Landlord/Tenant Tutorial for Judges in New Mexico

The Uniform Owner-Resident Relations Act

What law covers landlord-tenant disputes?

The legal relationship between a landlord and tenant is a contract, governed by contract and property law. To resolve disputes between landlords and tenants, the court should look to the contractual agreement, if any, between them and also consult the Uniform Owner-Resident Relations Act, NMSA 1978 §§47-8-1 through -52.

Does the Uniform Owner-Resident Relations Act cover all landlord-tenant relationships?

The Uniform Owner-Resident Relations Act applies to, regulates and determines rights, obligations and remedies under a rental agreement for dwelling units. The Act does not cover commercial properties, such as rental of a business space. The Act applies to mobile home park owners and residents unless a provision of the Mobile Home Park Act directly conflicts with the Uniform Owner-Resident Relations Act. §47-8-52. It also applies to mobile homes rented in locations other than mobile home parks. See definition of “dwelling unit” in §47-8-3(F).

What if there is a conflict between the contract and the Uniform Owner-Resident Relations Act?

In general, the landlord and tenant can agree to contractual terms that differ from the Uniform Owner-Resident Relations Act, and the court should uphold such terms – as long as the Act or other laws do not prohibit such terms. If the court finds that a provision of the rental agreement was inequitable at the time of the contract, the court may limit the application of the provision in order to avoid an unjust result. §47-8-12. Furthermore, no rental agreement may include a provision in which the resident or owner agrees to waive or forego rights or remedies under law. §47-8-16.

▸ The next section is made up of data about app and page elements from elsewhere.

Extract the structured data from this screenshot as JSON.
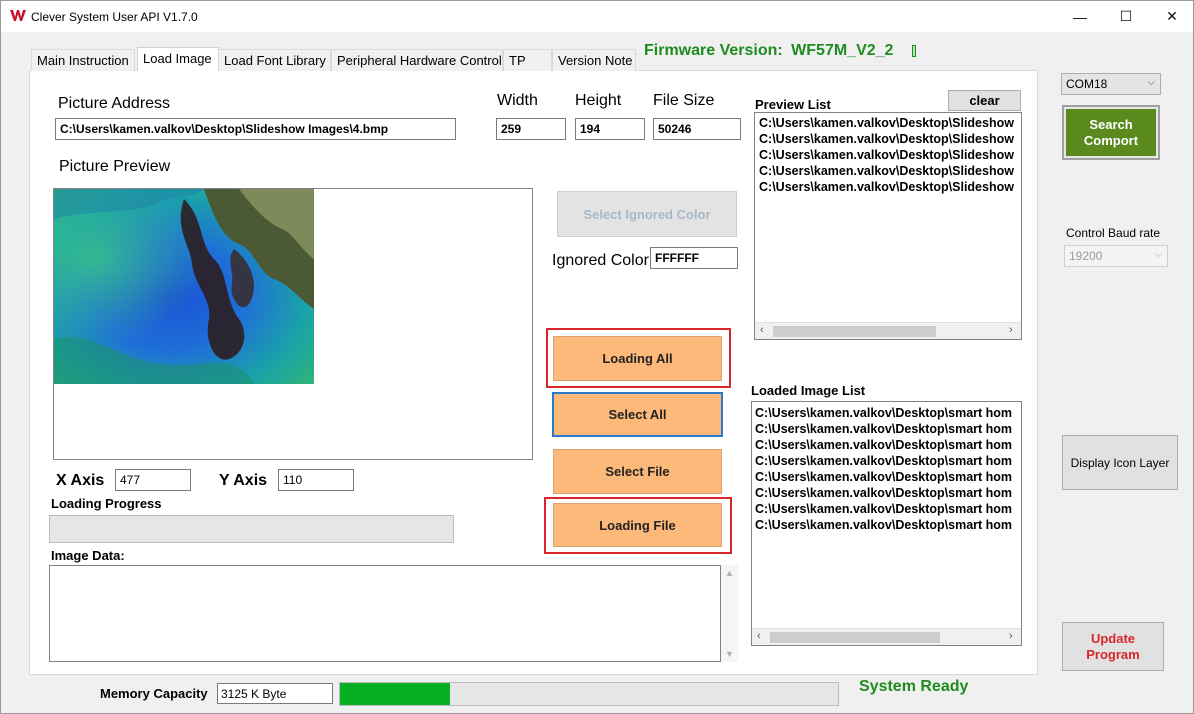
{
  "window": {
    "title": "Clever System User API V1.7.0",
    "minimize_glyph": "—",
    "maximize_glyph": "☐",
    "close_glyph": "✕"
  },
  "tabs": [
    {
      "label": "Main Instruction",
      "active": false
    },
    {
      "label": "Load Image",
      "active": true
    },
    {
      "label": "Load Font Library",
      "active": false
    },
    {
      "label": "Peripheral Hardware Control",
      "active": false
    },
    {
      "label": "TP",
      "active": false
    },
    {
      "label": "Version Note",
      "active": false
    }
  ],
  "firmware": {
    "label": "Firmware Version:",
    "value": "WF57M_V2_2"
  },
  "picture": {
    "address_label": "Picture Address",
    "address_value": "C:\\Users\\kamen.valkov\\Desktop\\Slideshow Images\\4.bmp",
    "width_label": "Width",
    "width_value": "259",
    "height_label": "Height",
    "height_value": "194",
    "filesize_label": "File Size",
    "filesize_value": "50246",
    "preview_label": "Picture Preview",
    "x_axis_label": "X Axis",
    "x_axis_value": "477",
    "y_axis_label": "Y Axis",
    "y_axis_value": "110"
  },
  "ignored_color": {
    "button_label": "Select Ignored Color",
    "label": "Ignored Color",
    "value": "FFFFFF"
  },
  "buttons": {
    "loading_all": "Loading All",
    "select_all": "Select All",
    "select_file": "Select File",
    "loading_file": "Loading File",
    "clear": "clear",
    "search_comport": "Search Comport",
    "display_icon_layer": "Display Icon Layer",
    "update_program": "Update Program"
  },
  "loading_progress": {
    "label": "Loading Progress",
    "value": 0
  },
  "image_data": {
    "label": "Image Data:"
  },
  "preview_list": {
    "label": "Preview List",
    "items": [
      "C:\\Users\\kamen.valkov\\Desktop\\Slideshow",
      "C:\\Users\\kamen.valkov\\Desktop\\Slideshow",
      "C:\\Users\\kamen.valkov\\Desktop\\Slideshow",
      "C:\\Users\\kamen.valkov\\Desktop\\Slideshow",
      "C:\\Users\\kamen.valkov\\Desktop\\Slideshow"
    ]
  },
  "loaded_list": {
    "label": "Loaded Image List",
    "items": [
      "C:\\Users\\kamen.valkov\\Desktop\\smart hom",
      "C:\\Users\\kamen.valkov\\Desktop\\smart hom",
      "C:\\Users\\kamen.valkov\\Desktop\\smart hom",
      "C:\\Users\\kamen.valkov\\Desktop\\smart hom",
      "C:\\Users\\kamen.valkov\\Desktop\\smart hom",
      "C:\\Users\\kamen.valkov\\Desktop\\smart hom",
      "C:\\Users\\kamen.valkov\\Desktop\\smart hom",
      "C:\\Users\\kamen.valkov\\Desktop\\smart hom"
    ]
  },
  "com": {
    "port": "COM18",
    "baud_label": "Control Baud rate",
    "baud_value": "19200"
  },
  "status": {
    "memory_label": "Memory Capacity",
    "memory_value": "3125 K Byte",
    "memory_fill_fraction": 0.22,
    "system_status": "System Ready"
  },
  "colors": {
    "orange": "#fdb97a",
    "green_status": "#1f8c1f",
    "progress_green": "#06b025",
    "comport_green": "#5a8a1e",
    "update_red": "#d9262b"
  }
}
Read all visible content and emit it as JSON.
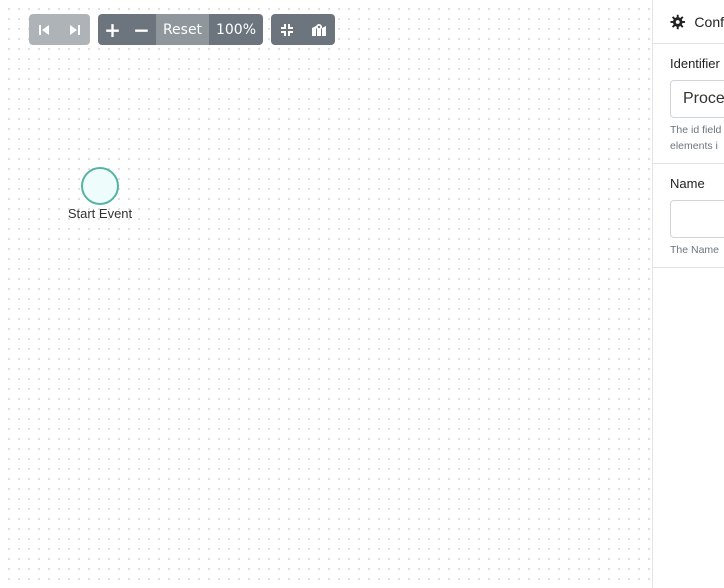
{
  "toolbar": {
    "undo_icon": "skip-back-icon",
    "redo_icon": "skip-forward-icon",
    "zoom_in_label": "+",
    "zoom_out_label": "−",
    "reset_label": "Reset",
    "zoom_level": "100%",
    "fit_icon": "compress-icon",
    "minimap_icon": "map-icon"
  },
  "diagram": {
    "start_event_label": "Start Event"
  },
  "panel": {
    "header_title": "Conf",
    "header_icon": "gear-icon",
    "identifier": {
      "label": "Identifier",
      "value": "Proce",
      "help_line1": "The id field",
      "help_line2": "elements i"
    },
    "name": {
      "label": "Name",
      "value": "",
      "help": "The Name"
    }
  },
  "colors": {
    "toolbar_button": "#6c757d",
    "toolbar_disabled": "#aeb3b8",
    "start_event_stroke": "#55b3a3",
    "start_event_fill": "#eefcfc"
  }
}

What if the court finds that the owner knowingly included illegal provisions in the rental agreement?

If it is shown that an owner deliberately uses a rental agreement that contains provisions that he or she knows are prohibited by law, then the resident can recover damages sustained because of the illegal provision, plus reasonable attorney’s fees. §47-8-17.

Does the Uniform Owner-Resident Relations Act apply to oral agreements?

It has not been definitively resolved whether the Act can be enforced in the absence of a written lease agreement. Section 47-8-3(P) of the Uniform Owner-Resident Relations Act, defines “rental agreement” as all agreements between an owner and resident. This would imply that the Act covers oral agreements. Note, however, that under §47-8-20, the owner is obligated to provide a written rental agreement to the tenant prior to the beginning of occupancy.